When I got this week’s “Weekly Prompt” in my inbox, there was no question what book I would write about.
This book is an amazing blend of East and West, wisdom and humor, life and death. It is the epitome of friendship, humbleness and humanness. The number of highlights in my kindle edition mean that when I open up the ‘notes’ section, nearly the whole book is there. The book isn’t short and every yet word felt poignant.
The Book Of Joy is a masterpiece. In it, Douglas Carlton Abrams sits with two of the world’s greatest spiritual leaders for a 5 day conversation on Joy. The Dalai Lama hosted Desmond Tutu for this meeting that almost didn’t happen due to health issues. I am so glad that these two masters were able to come together for such an in depth look into their lives, practices and beliefs.
To whet your appetite, here are a few excerpts with a few notes from me:
“Discovering more joy does not, I’m sorry to say,” the Archbishop added as we began our descent, “save us from the inevitability of hardship and heartbreak. In fact, we my cry more easily, but we will laugh more easily, too. Perhaps we are just more alive. Yet as we discover more joy, we can face suffering in a way that ennobles rather than embitters. We have hardship without becoming hard. We have heartbreak without being broken.”
This, though spoken by the Archbishop, is a central idea of Chinese medicine. All of the emotions are meant to be felt and experienced. As soon as they are, they should be transformed and released.

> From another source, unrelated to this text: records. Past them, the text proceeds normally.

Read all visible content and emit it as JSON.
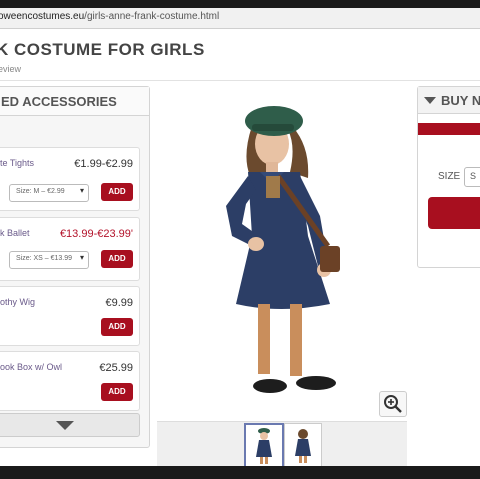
{
  "browser": {
    "url_host": "oweencostumes.eu",
    "url_path": "/girls-anne-frank-costume.html"
  },
  "page": {
    "title": "K COSTUME FOR GIRLS",
    "subreview": "eview"
  },
  "accessories": {
    "header": "ED ACCESSORIES",
    "items": [
      {
        "name": "te Tights",
        "price": "€1.99-€2.99",
        "size": "Size: M – €2.99",
        "add": "ADD"
      },
      {
        "name": "k Ballet",
        "price": "€13.99-€23.99'",
        "size": "Size: XS – €13.99",
        "add": "ADD"
      },
      {
        "name": "othy Wig",
        "price": "€9.99",
        "add": "ADD"
      },
      {
        "name": "ook Box w/ Owl",
        "price": "€25.99",
        "add": "ADD"
      }
    ]
  },
  "buy": {
    "header": "BUY N",
    "size_label": "SIZE",
    "size_value": "S"
  },
  "colors": {
    "accent_red": "#a80f1f",
    "sale_red": "#b3122a"
  },
  "icons": {
    "zoom": "magnifier-plus-icon",
    "more": "chevron-down-icon",
    "caret": "select-caret-icon"
  }
}
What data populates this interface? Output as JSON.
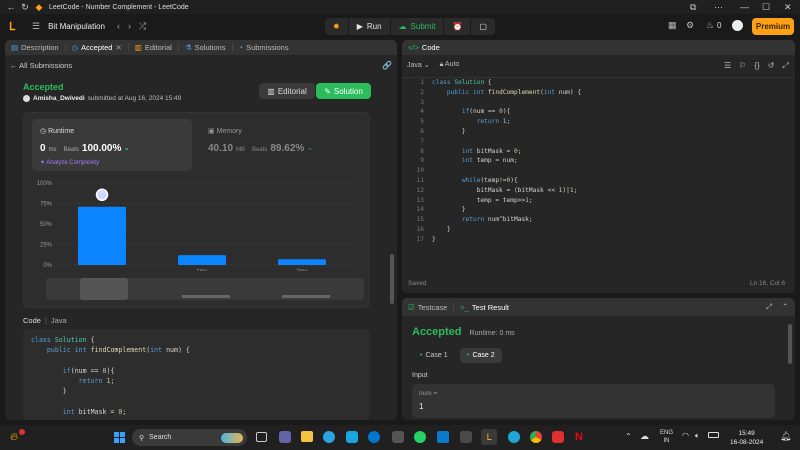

Only emotions that are held within the body cause pain, emotional difficulty, life stagnation.
“From the moment of birth, every human being wants to discover happiness and avoid suffering. No differences in our culture or our education or our religion affect this. From the very core of our being, we simply desire joy and contentment.” ~HH Dalai Lama
If this isn’t a lesson for the times, I don’t know what is. NO DIFFERENCES to who we are change this fact. We all want to experience joy.
“There are going to be frustrations in life. The question is not: How do I escape? It is: How can I use this as something positive?” Archbishop Desmond Tutu
This is something I discuss with patients often. As someone who has coached many women who were struggling on their journey toward motherhood, this question comes up a lot: How can I avoid the disappointment if it doesn’t happen again? Can I hope less so that I hurt less?
We, however, cannot lessen disappointment, pain and hurt by lessening hope, joy and contentment. The point is not to avoid the pain, but to move through it as gracefully as possible (even if graceful for you means shattering wine glasses against a brick wall). The next step is to ADD meaning.
I don’t always believe that everything happens for a reason. I believe that things happen and then we add meaning and reason to make sense of the events. I also believe that adding sense and meaning is our responsibility and it was allows us to transform emotions, to grow and to avoid being heartbroken, bitter and angry.
I’ll leave you with this quote from HH Dalai Lama:
“So, on that level, I have tried to make people aware that the ultimate source of happiness is simply a healthy body and a warm heart.”
Go on and read, with warm hearts and open minds.
Make 2018 more joyful, more compassionate and more content.